Sunday, June 17, 2012

Aspie Book Club

Hello all you Aspergians, Neurodiverse, Neurodiversity activists, friends, family and supporters out there. I'm not doing a full on entry today, though I do have some ideas for my next one. Today I wanted to take some time and introduce a new column I'll be running on occasion. Introducing the Aspie Book Club! The premise is simple; Every time I come across a book, or article that addresses neurodiversity in a positive and constructive manner, I'll be writing a quick profile of it here on Differently Wired. The purpose of this is, I hope, to increase awareness of some really talented writers and activists who have made positive contributions to the movement. This should be interactive too; I want to get comments from anyone who reads this blog! Anyway, on to the main event!

Today, I want to give a special shout out to the author of a book I recently finished reading. John Elder Robison is the author of "Be Different", his memoir of his own experiences growing up Aspie. I've said it before on this blog; I may have Aspergers more mildly than some, but even so reading through his book, I was amazed how many times I saw myself in it. The best part about this book, though, is that unlike a lot of literature about Aspergers or Autism that focuses on treatment methods, coping strategies, and such, "Be Different" takes a different path. Robison is truly optimistic and honest about his experiences, basically coming to the conclusion that despite it having caused him hardship growing up, he wouldn't give up being an Aspie for anything. This is a refreshing approach to the subject, and it was a joy to read. Here's a picture of the cover:

(image pulled from can't actually 'click to look inside' :P)

Well that's that for this instalment of Aspie Book Club! Check back soon for my reminisces on some particularly Aspergian elements of my own childhood. 

Yours in Diversity,

Adam Michael

1 comment:

  1. I wanted to send this to you and this seemed the only way available to me to do so. It doesn’t seem totally inappropriate to do it this way.

    The short of it is that I’ve written a novel in which the protagonist is an adult with a history of autistic behavior and I’m looking for a way to find a few readers within the Autism/Asperger community to tell me what they think. I would like to know where those with experience find the novel on the scale of inspiring to irrelevant to offensive.

    I didn’t write the novel with the intent of making a statement about autism. In 2006 I was working on linking a collection of short stories I’d written when I read an issue of Time Magazine featuring autism. I realized how well the autistic syndrome fit my protagonist. I read a half dozen books by and about people with autism and used what I learned to enrich my character. The detail this added brought about the evolution of the set of stories to the novel it has become.

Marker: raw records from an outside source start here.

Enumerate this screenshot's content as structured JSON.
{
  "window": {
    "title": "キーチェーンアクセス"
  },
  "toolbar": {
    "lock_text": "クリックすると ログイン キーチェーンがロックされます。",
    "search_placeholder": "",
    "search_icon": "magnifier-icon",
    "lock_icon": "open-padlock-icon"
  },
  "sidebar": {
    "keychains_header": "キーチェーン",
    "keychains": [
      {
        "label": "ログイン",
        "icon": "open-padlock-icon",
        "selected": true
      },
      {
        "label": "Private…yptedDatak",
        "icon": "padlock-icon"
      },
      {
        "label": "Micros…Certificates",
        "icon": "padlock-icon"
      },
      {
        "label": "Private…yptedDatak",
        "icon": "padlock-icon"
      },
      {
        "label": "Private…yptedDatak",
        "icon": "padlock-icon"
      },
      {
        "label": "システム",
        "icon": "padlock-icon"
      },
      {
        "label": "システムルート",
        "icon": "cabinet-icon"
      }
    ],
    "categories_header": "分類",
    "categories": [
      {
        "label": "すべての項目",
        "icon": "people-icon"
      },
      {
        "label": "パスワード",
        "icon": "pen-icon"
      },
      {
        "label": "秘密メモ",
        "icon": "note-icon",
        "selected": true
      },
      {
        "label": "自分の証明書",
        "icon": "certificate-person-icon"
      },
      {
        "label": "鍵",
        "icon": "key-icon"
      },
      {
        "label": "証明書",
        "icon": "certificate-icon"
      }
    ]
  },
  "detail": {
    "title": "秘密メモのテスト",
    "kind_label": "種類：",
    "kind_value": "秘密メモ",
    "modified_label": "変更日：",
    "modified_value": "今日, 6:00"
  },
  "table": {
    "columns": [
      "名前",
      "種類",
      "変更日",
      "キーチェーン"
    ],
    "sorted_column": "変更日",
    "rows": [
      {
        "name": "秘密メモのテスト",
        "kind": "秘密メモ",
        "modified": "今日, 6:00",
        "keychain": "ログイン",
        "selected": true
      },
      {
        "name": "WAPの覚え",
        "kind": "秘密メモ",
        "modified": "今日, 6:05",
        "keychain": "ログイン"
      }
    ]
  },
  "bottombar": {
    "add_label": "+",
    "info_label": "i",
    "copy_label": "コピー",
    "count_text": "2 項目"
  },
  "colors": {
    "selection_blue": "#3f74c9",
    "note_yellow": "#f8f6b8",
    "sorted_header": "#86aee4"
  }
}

    While I have no direct experience with autism or Asperger syndrome I have experienced living with a disability. I’m visually impaired which has meant among other things that I’ve never had a driver’s license and that I have trouble recognizing people until I know them well. Both have been significant social liabilities.

    All this contributed to the background from which the novel comes. Its title is Memoir of an Unlikely Savior. In it, Frank would like to be successful with women and with writing, but his autistic childhood, visual impairment, and dysfunctional family are too much to overcome. Then on vacation in Hawaii, Frank has what feels like a paranormal experience on the Arizona Memorial that starts him down a path of psychological and spiritual self-discovery. In making the transitions from weird to respected, awkward to insightful, brainy to wise, his relationships with women shift from fearful to erotic, and through them doors open to unexpected opportunities with his writing. Lifting himself from the purgatory to which his past had banished him, he inadvertently helps free those he connects with from their own shadowed depths, making his story the Memoir of an Unlikely Savior.

    I have the history that went into the book but I’m still lacking opinions from those who know. The book is published as an ebook and in paperback on More can be learned about it and me at and on Facebook at I’d be pleased to provide anyone interested with a set of .doc or .docx files or a .mobi Kindle file. (Free Kindle reader apps can be downloaded from for any device from PCs to iPhones, though unless one has had experience reading novels on an iPhone I don’t recommend it.)

    So now after writing far more than I’d intended I come back to my original question. Can you suggest a forum within the autistic/Asperger community through which I can appropriately present my novel and ask for readers?

    If you’ve gotten this far, thank you very much for your attention, and your patience.


    Peter VanDenBeemt